Police Commissioner Dr Carl Williams will retire in the first week of next year with one major regret — that he was not able to totally burnish the image of the Jamaica Constabulary Force (JCF).
“Certainly I wanted to ensure that the force was so clean that everyone would respect the members and perhaps even come to love police officers. Right now I’m not convinced that that is the case,” Commissioner Williams admitted to the Jamaica Observer on Thursday after news of his early retirement decision was publicised. “We don’t have the full respect of the public because there are some members of the force who are still inclined to do the wrong things, to be unprofessional, so that is something that I wish we had done more.”
Since taking office in September 2014, Dr Williams has given serious attention to purging the constabulary of corruption. In April this year, for instance, the JCF introduced polygraph screening for recruits as part of its strategy to prevent corrupt or tainted individuals from joining its ranks.
The initiative, implemented with the help of the United States Embassy, proved effective as the commissioner reported that by mid-August US polygraphers had already examined 191 potential recruits, of which 103 were found suitable for enlistment in the JCF.

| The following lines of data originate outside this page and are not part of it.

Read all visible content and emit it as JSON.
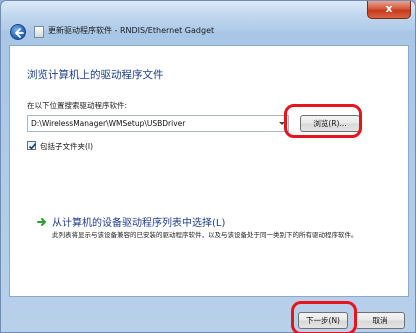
{
  "window": {
    "title": "更新驱动程序软件 - RNDIS/Ethernet Gadget",
    "close_label": "x"
  },
  "main": {
    "heading": "浏览计算机上的驱动程序文件",
    "search_label": "在以下位置搜索驱动程序软件:",
    "path_value": "D:\\WirelessManager\\WMSetup\\USBDriver",
    "browse_label": "浏览(R)...",
    "include_subfolders_label": "包括子文件夹(I)",
    "include_subfolders_checked": true,
    "pick_title": "从计算机的设备驱动程序列表中选择(L)",
    "pick_description": "此列表将显示与该设备兼容的已安装的驱动程序软件，以及与该设备处于同一类别下的所有驱动程序软件。"
  },
  "footer": {
    "next_label": "下一步(N)",
    "cancel_label": "取消"
  },
  "colors": {
    "heading": "#1e3e8a",
    "highlight": "#e8141b",
    "pick_arrow": "#2ca02c"
  },
  "icons": {
    "back": "back-arrow-icon",
    "wizard": "wizard-icon",
    "pick": "green-arrow-icon",
    "checkbox": "checkmark-icon"
  }
}
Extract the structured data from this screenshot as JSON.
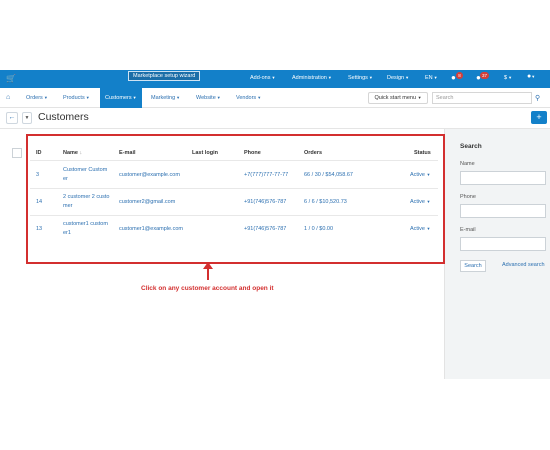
{
  "topbar": {
    "cart_icon": "cart-icon",
    "wizard_label": "Marketplace setup wizard",
    "menus": [
      {
        "label": "Add-ons"
      },
      {
        "label": "Administration"
      },
      {
        "label": "Settings"
      },
      {
        "label": "Design"
      },
      {
        "label": "EN"
      },
      {
        "label": "$"
      }
    ],
    "badge_one": "8",
    "badge_two": "37"
  },
  "nav": {
    "items": [
      {
        "label": "Orders"
      },
      {
        "label": "Products"
      },
      {
        "label": "Customers"
      },
      {
        "label": "Marketing"
      },
      {
        "label": "Website"
      },
      {
        "label": "Vendors"
      }
    ],
    "quick_start": "Quick start menu",
    "search_placeholder": "Search"
  },
  "page": {
    "title": "Customers",
    "add_label": "+"
  },
  "table": {
    "headers": {
      "id": "ID",
      "name": "Name",
      "name_sort": "↓",
      "email": "E-mail",
      "last_login": "Last login",
      "phone": "Phone",
      "orders": "Orders",
      "status": "Status"
    },
    "rows": [
      {
        "id": "3",
        "name_line1": "Customer Custom",
        "name_line2": "er",
        "email": "customer@example.com",
        "phone": "+7(777)777-77-77",
        "orders": "66 / 30 / $54,058.67",
        "status": "Active"
      },
      {
        "id": "14",
        "name_line1": "2 customer 2 custo",
        "name_line2": "mer",
        "email": "customer2@gmail.com",
        "phone": "+91(746)576-787",
        "orders": "6 / 6 / $10,520.73",
        "status": "Active"
      },
      {
        "id": "13",
        "name_line1": "customer1 custom",
        "name_line2": "er1",
        "email": "customer1@example.com",
        "phone": "+91(746)576-787",
        "orders": "1 / 0 / $0.00",
        "status": "Active"
      }
    ]
  },
  "sidebar": {
    "title": "Search",
    "name_label": "Name",
    "phone_label": "Phone",
    "email_label": "E-mail",
    "search_button": "Search",
    "advanced_search": "Advanced search"
  },
  "annotation": {
    "text": "Click on any customer account and open it",
    "color": "#d32f2f"
  },
  "colors": {
    "brand": "#1380c9",
    "link": "#2b6fb0"
  }
}
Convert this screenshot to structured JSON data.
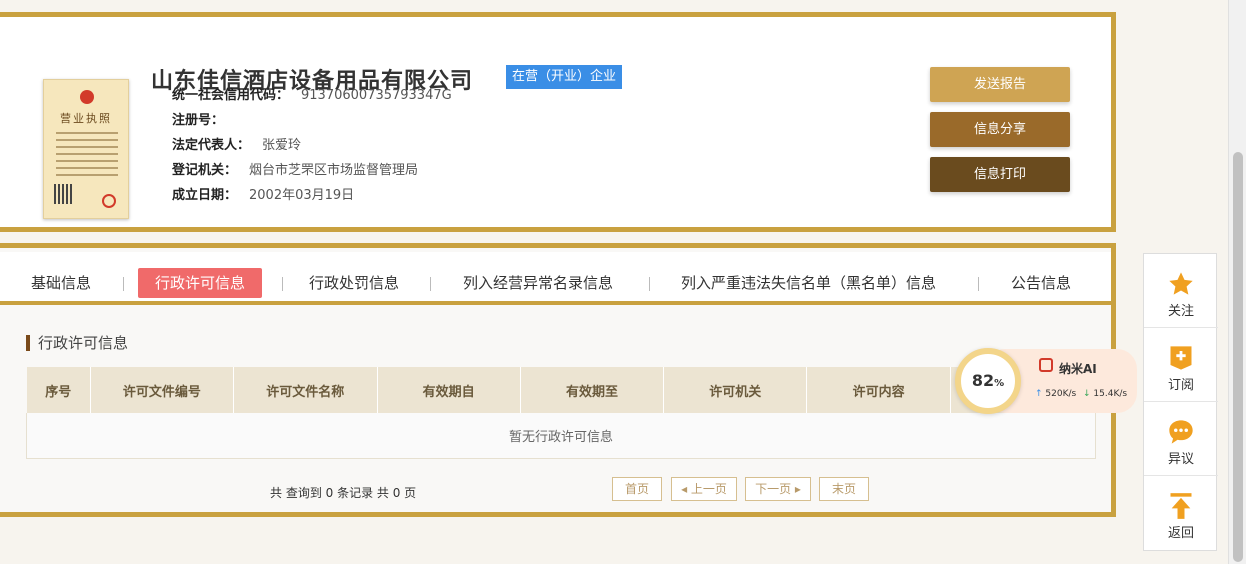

“There were significant doubts about the other 88 that made them unsuitable to become members of the JCF,” he said on August 25 during the launch of a project, under which cops will be outfitted with body cameras.
The acquisition of that technology has been welcomed by law enforcement agencies in a number of jurisdictions as a means of reducing police abuse, as well as protecting cops from accusations of excessive force.